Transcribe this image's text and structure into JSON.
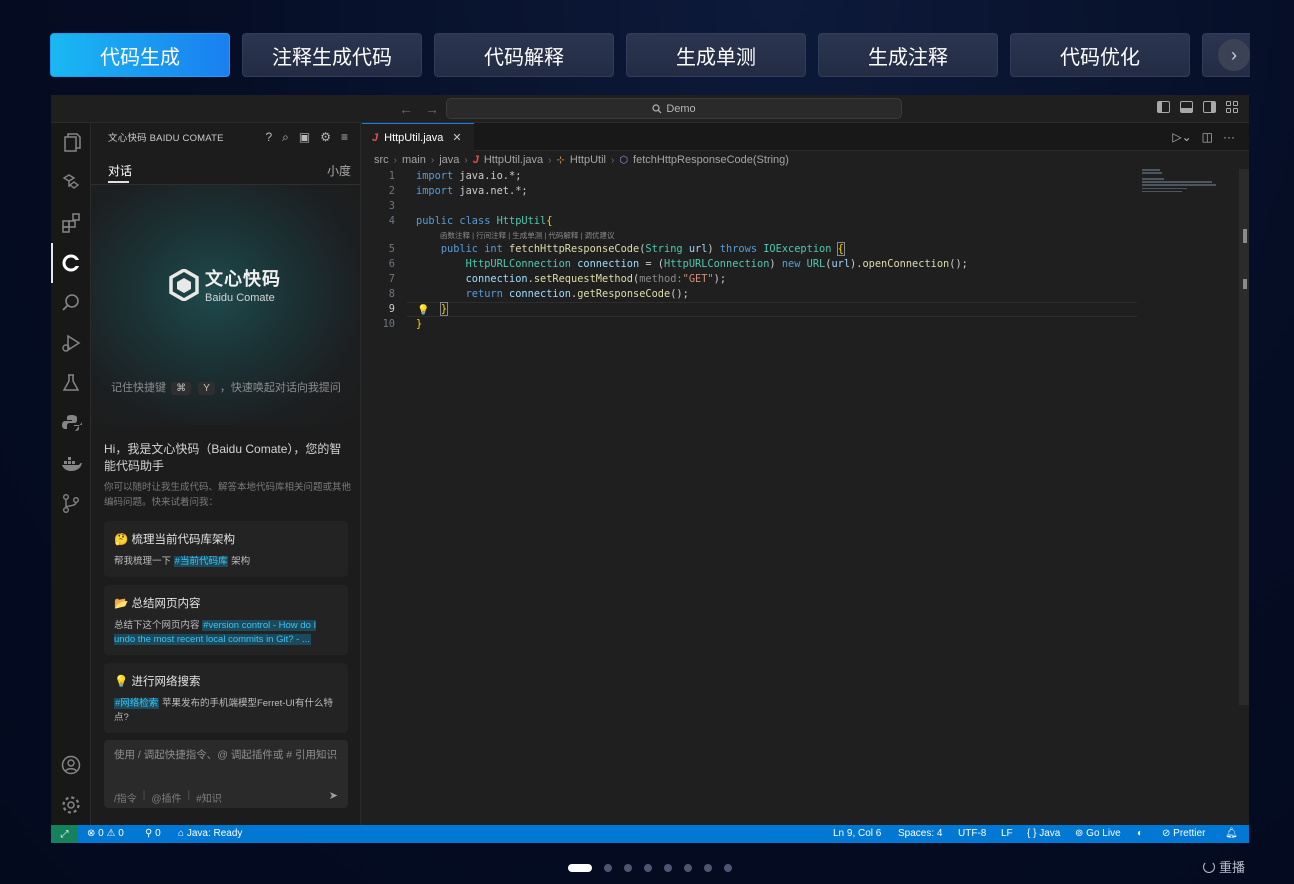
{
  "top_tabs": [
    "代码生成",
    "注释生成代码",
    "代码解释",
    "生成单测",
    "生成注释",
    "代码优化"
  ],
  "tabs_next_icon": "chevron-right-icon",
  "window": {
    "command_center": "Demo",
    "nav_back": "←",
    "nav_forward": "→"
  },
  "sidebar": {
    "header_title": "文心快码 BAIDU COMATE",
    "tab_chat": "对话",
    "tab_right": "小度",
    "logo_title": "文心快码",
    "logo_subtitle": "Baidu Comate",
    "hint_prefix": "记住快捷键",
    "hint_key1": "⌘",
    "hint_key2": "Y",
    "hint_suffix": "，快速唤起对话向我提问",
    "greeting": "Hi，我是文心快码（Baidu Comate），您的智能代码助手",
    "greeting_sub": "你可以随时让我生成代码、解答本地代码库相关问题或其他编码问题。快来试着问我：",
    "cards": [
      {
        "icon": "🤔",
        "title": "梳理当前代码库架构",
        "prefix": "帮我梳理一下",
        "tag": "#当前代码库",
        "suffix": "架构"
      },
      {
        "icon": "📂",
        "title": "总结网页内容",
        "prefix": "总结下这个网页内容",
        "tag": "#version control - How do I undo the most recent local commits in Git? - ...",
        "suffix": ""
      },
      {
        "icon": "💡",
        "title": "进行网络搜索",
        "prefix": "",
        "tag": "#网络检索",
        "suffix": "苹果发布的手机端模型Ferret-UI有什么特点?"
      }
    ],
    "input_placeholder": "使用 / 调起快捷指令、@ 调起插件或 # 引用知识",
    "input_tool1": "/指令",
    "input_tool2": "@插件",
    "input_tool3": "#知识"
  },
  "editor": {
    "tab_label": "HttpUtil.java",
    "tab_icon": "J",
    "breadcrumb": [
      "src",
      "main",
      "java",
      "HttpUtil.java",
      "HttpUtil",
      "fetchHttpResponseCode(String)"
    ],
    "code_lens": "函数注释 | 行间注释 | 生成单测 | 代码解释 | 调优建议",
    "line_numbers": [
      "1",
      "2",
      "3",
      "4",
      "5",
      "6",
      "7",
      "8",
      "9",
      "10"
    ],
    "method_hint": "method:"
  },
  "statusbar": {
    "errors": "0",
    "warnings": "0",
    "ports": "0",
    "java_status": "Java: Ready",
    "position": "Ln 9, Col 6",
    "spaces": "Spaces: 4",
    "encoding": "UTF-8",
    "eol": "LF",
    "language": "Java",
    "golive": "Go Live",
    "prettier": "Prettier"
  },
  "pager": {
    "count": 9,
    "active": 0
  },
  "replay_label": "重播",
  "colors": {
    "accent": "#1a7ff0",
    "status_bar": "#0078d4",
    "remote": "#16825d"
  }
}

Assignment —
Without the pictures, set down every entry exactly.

Solution to this exercise —
Transcribe this image's text and structure into JSON.
{
  "top_tabs": [
    "代码生成",
    "注释生成代码",
    "代码解释",
    "生成单测",
    "生成注释",
    "代码优化"
  ],
  "tabs_next_icon": "chevron-right-icon",
  "window": {
    "command_center": "Demo",
    "nav_back": "←",
    "nav_forward": "→"
  },
  "sidebar": {
    "header_title": "文心快码 BAIDU COMATE",
    "tab_chat": "对话",
    "tab_right": "小度",
    "logo_title": "文心快码",
    "logo_subtitle": "Baidu Comate",
    "hint_prefix": "记住快捷键",
    "hint_key1": "⌘",
    "hint_key2": "Y",
    "hint_suffix": "，快速唤起对话向我提问",
    "greeting": "Hi，我是文心快码（Baidu Comate），您的智能代码助手",
    "greeting_sub": "你可以随时让我生成代码、解答本地代码库相关问题或其他编码问题。快来试着问我：",
    "cards": [
      {
        "icon": "🤔",
        "title": "梳理当前代码库架构",
        "prefix": "帮我梳理一下",
        "tag": "#当前代码库",
        "suffix": "架构"
      },
      {
        "icon": "📂",
        "title": "总结网页内容",
        "prefix": "总结下这个网页内容",
        "tag": "#version control - How do I undo the most recent local commits in Git? - ...",
        "suffix": ""
      },
      {
        "icon": "💡",
        "title": "进行网络搜索",
        "prefix": "",
        "tag": "#网络检索",
        "suffix": "苹果发布的手机端模型Ferret-UI有什么特点?"
      }
    ],
    "input_placeholder": "使用 / 调起快捷指令、@ 调起插件或 # 引用知识",
    "input_tool1": "/指令",
    "input_tool2": "@插件",
    "input_tool3": "#知识"
  },
  "editor": {
    "tab_label": "HttpUtil.java",
    "tab_icon": "J",
    "breadcrumb": [
      "src",
      "main",
      "java",
      "HttpUtil.java",
      "HttpUtil",
      "fetchHttpResponseCode(String)"
    ],
    "code_lens": "函数注释 | 行间注释 | 生成单测 | 代码解释 | 调优建议",
    "line_numbers": [
      "1",
      "2",
      "3",
      "4",
      "5",
      "6",
      "7",
      "8",
      "9",
      "10"
    ],
    "method_hint": "method:"
  },
  "statusbar": {
    "errors": "0",
    "warnings": "0",
    "ports": "0",
    "java_status": "Java: Ready",
    "position": "Ln 9, Col 6",
    "spaces": "Spaces: 4",
    "encoding": "UTF-8",
    "eol": "LF",
    "language": "Java",
    "golive": "Go Live",
    "prettier": "Prettier"
  },
  "pager": {
    "count": 9,
    "active": 0
  },
  "replay_label": "重播",
  "colors": {
    "accent": "#1a7ff0",
    "status_bar": "#0078d4",
    "remote": "#16825d"
  }
}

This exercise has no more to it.